## [Exercise requirements]
Copy each line below that includes "wide".
··· Data listing ···
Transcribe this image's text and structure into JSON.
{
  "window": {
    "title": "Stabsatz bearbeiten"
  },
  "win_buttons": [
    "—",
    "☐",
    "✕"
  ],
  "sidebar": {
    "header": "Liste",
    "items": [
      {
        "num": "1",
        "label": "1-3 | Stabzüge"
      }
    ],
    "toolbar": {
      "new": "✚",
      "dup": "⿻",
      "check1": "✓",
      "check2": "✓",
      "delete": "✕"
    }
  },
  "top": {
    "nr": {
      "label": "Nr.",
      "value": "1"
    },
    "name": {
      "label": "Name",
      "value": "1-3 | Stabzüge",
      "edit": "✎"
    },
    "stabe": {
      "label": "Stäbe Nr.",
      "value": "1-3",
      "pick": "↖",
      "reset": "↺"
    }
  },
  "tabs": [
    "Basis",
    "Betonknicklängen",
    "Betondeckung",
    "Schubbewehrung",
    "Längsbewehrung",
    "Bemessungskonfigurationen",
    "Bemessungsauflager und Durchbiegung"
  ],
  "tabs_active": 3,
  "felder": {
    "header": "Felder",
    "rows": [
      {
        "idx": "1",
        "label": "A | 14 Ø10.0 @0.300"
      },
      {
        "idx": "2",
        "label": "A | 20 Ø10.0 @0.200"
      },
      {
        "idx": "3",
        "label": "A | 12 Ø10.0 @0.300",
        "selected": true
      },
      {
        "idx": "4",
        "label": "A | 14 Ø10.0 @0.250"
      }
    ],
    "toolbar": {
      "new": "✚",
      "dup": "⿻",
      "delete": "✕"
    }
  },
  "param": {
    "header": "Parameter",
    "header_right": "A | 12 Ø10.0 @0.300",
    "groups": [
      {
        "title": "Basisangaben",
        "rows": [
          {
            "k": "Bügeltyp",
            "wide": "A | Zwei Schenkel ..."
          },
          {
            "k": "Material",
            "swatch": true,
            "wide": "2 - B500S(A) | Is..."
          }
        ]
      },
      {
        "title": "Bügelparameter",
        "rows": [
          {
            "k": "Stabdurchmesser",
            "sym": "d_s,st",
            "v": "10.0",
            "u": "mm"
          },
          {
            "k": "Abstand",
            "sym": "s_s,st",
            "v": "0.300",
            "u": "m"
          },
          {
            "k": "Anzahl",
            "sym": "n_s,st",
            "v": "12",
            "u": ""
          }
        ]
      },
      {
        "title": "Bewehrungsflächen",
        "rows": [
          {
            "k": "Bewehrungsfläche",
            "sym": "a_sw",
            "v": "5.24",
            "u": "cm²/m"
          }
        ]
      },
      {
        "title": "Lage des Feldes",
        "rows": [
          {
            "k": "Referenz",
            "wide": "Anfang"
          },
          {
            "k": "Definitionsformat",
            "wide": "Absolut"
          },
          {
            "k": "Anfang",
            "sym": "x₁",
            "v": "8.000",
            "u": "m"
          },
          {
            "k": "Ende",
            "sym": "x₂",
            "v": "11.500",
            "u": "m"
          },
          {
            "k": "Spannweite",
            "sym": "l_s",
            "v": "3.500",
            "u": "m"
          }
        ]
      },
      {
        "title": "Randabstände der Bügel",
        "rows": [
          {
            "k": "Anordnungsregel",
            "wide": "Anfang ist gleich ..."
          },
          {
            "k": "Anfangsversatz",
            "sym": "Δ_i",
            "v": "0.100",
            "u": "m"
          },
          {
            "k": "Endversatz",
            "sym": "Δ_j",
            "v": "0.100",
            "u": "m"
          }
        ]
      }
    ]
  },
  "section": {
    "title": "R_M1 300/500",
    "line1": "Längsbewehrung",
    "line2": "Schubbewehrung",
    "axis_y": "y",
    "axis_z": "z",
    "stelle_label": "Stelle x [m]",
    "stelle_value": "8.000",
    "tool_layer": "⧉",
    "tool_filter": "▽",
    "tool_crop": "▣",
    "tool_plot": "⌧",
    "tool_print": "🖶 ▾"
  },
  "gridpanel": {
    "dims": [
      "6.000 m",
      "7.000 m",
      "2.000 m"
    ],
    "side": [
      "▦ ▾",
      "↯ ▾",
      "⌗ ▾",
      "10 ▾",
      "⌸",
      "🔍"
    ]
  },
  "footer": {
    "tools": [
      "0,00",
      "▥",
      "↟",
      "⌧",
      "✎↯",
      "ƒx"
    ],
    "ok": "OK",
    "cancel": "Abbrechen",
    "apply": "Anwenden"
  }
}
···
## [Answer area]
            "wide": "A | Zwei Schenkel ..."
            "wide": "2 - B500S(A) | Is..."
            "wide": "Anfang"
            "wide": "Absolut"
            "wide": "Anfang ist gleich ..."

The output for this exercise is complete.